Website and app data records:
============================================================

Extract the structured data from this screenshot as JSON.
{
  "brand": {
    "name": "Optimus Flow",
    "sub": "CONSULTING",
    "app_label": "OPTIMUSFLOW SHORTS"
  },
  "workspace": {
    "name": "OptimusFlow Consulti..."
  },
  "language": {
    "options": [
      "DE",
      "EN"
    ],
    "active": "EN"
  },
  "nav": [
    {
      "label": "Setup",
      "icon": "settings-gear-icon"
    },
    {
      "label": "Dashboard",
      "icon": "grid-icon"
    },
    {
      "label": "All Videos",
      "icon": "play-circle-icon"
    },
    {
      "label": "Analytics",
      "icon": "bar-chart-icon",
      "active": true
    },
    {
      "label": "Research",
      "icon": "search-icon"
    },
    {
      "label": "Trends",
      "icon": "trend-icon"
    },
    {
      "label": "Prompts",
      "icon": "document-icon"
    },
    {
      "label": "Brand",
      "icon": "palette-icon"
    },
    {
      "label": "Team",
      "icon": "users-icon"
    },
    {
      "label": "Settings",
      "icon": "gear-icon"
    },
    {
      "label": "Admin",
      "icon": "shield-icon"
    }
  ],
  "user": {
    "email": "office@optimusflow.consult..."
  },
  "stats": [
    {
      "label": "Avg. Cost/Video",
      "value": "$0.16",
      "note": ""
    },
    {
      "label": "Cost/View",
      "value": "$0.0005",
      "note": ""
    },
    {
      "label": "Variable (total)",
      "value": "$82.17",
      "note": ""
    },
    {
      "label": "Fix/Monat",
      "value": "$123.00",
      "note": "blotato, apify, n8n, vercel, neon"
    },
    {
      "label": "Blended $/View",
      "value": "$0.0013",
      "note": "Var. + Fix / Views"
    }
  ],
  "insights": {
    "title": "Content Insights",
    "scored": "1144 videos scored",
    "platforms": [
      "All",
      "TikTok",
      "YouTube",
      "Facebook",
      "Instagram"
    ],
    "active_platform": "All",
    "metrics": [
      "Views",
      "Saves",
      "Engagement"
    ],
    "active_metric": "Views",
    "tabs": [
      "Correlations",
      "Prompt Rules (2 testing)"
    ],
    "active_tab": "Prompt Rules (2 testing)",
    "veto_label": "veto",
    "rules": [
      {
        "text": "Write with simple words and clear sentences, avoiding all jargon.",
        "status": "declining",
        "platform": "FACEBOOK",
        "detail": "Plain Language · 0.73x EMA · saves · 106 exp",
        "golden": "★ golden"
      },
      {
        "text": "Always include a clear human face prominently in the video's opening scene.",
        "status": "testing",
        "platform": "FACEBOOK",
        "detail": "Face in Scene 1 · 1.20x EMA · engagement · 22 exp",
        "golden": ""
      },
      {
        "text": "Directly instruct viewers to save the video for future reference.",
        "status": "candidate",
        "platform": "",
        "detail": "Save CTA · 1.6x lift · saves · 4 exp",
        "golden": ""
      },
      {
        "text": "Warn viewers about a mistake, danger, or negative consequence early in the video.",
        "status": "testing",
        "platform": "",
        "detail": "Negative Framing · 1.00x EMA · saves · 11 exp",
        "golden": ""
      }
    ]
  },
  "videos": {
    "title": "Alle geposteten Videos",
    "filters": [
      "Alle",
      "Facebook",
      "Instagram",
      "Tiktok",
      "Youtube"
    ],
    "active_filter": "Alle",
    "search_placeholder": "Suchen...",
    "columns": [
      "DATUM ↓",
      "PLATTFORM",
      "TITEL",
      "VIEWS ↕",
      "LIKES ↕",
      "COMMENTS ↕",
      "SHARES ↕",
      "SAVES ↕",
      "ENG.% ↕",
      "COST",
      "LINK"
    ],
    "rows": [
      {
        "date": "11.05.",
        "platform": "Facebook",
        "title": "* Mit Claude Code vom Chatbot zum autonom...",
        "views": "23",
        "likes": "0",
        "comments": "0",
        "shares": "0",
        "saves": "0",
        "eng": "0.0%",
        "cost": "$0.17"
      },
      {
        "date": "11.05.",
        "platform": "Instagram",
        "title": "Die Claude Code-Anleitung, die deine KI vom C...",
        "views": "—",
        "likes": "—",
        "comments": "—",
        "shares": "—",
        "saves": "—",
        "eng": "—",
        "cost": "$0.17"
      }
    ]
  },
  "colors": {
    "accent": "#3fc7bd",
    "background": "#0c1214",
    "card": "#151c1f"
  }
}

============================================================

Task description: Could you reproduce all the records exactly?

Output of the exercise:
Extract the structured data from this screenshot as JSON.
{
  "brand": {
    "name": "Optimus Flow",
    "sub": "CONSULTING",
    "app_label": "OPTIMUSFLOW SHORTS"
  },
  "workspace": {
    "name": "OptimusFlow Consulti..."
  },
  "language": {
    "options": [
      "DE",
      "EN"
    ],
    "active": "EN"
  },
  "nav": [
    {
      "label": "Setup",
      "icon": "settings-gear-icon"
    },
    {
      "label": "Dashboard",
      "icon": "grid-icon"
    },
    {
      "label": "All Videos",
      "icon": "play-circle-icon"
    },
    {
      "label": "Analytics",
      "icon": "bar-chart-icon",
      "active": true
    },
    {
      "label": "Research",
      "icon": "search-icon"
    },
    {
      "label": "Trends",
      "icon": "trend-icon"
    },
    {
      "label": "Prompts",
      "icon": "document-icon"
    },
    {
      "label": "Brand",
      "icon": "palette-icon"
    },
    {
      "label": "Team",
      "icon": "users-icon"
    },
    {
      "label": "Settings",
      "icon": "gear-icon"
    },
    {
      "label": "Admin",
      "icon": "shield-icon"
    }
  ],
  "user": {
    "email": "office@optimusflow.consult..."
  },
  "stats": [
    {
      "label": "Avg. Cost/Video",
      "value": "$0.16",
      "note": ""
    },
    {
      "label": "Cost/View",
      "value": "$0.0005",
      "note": ""
    },
    {
      "label": "Variable (total)",
      "value": "$82.17",
      "note": ""
    },
    {
      "label": "Fix/Monat",
      "value": "$123.00",
      "note": "blotato, apify, n8n, vercel, neon"
    },
    {
      "label": "Blended $/View",
      "value": "$0.0013",
      "note": "Var. + Fix / Views"
    }
  ],
  "insights": {
    "title": "Content Insights",
    "scored": "1144 videos scored",
    "platforms": [
      "All",
      "TikTok",
      "YouTube",
      "Facebook",
      "Instagram"
    ],
    "active_platform": "All",
    "metrics": [
      "Views",
      "Saves",
      "Engagement"
    ],
    "active_metric": "Views",
    "tabs": [
      "Correlations",
      "Prompt Rules (2 testing)"
    ],
    "active_tab": "Prompt Rules (2 testing)",
    "veto_label": "veto",
    "rules": [
      {
        "text": "Write with simple words and clear sentences, avoiding all jargon.",
        "status": "declining",
        "platform": "FACEBOOK",
        "detail": "Plain Language · 0.73x EMA · saves · 106 exp",
        "golden": "★ golden"
      },
      {
        "text": "Always include a clear human face prominently in the video's opening scene.",
        "status": "testing",
        "platform": "FACEBOOK",
        "detail": "Face in Scene 1 · 1.20x EMA · engagement · 22 exp",
        "golden": ""
      },
      {
        "text": "Directly instruct viewers to save the video for future reference.",
        "status": "candidate",
        "platform": "",
        "detail": "Save CTA · 1.6x lift · saves · 4 exp",
        "golden": ""
      },
      {
        "text": "Warn viewers about a mistake, danger, or negative consequence early in the video.",
        "status": "testing",
        "platform": "",
        "detail": "Negative Framing · 1.00x EMA · saves · 11 exp",
        "golden": ""
      }
    ]
  },
  "videos": {
    "title": "Alle geposteten Videos",
    "filters": [
      "Alle",
      "Facebook",
      "Instagram",
      "Tiktok",
      "Youtube"
    ],
    "active_filter": "Alle",
    "search_placeholder": "Suchen...",
    "columns": [
      "DATUM ↓",
      "PLATTFORM",
      "TITEL",
      "VIEWS ↕",
      "LIKES ↕",
      "COMMENTS ↕",
      "SHARES ↕",
      "SAVES ↕",
      "ENG.% ↕",
      "COST",
      "LINK"
    ],
    "rows": [
      {
        "date": "11.05.",
        "platform": "Facebook",
        "title": "* Mit Claude Code vom Chatbot zum autonom...",
        "views": "23",
        "likes": "0",
        "comments": "0",
        "shares": "0",
        "saves": "0",
        "eng": "0.0%",
        "cost": "$0.17"
      },
      {
        "date": "11.05.",
        "platform": "Instagram",
        "title": "Die Claude Code-Anleitung, die deine KI vom C...",
        "views": "—",
        "likes": "—",
        "comments": "—",
        "shares": "—",
        "saves": "—",
        "eng": "—",
        "cost": "$0.17"
      }
    ]
  },
  "colors": {
    "accent": "#3fc7bd",
    "background": "#0c1214",
    "card": "#151c1f"
  }
}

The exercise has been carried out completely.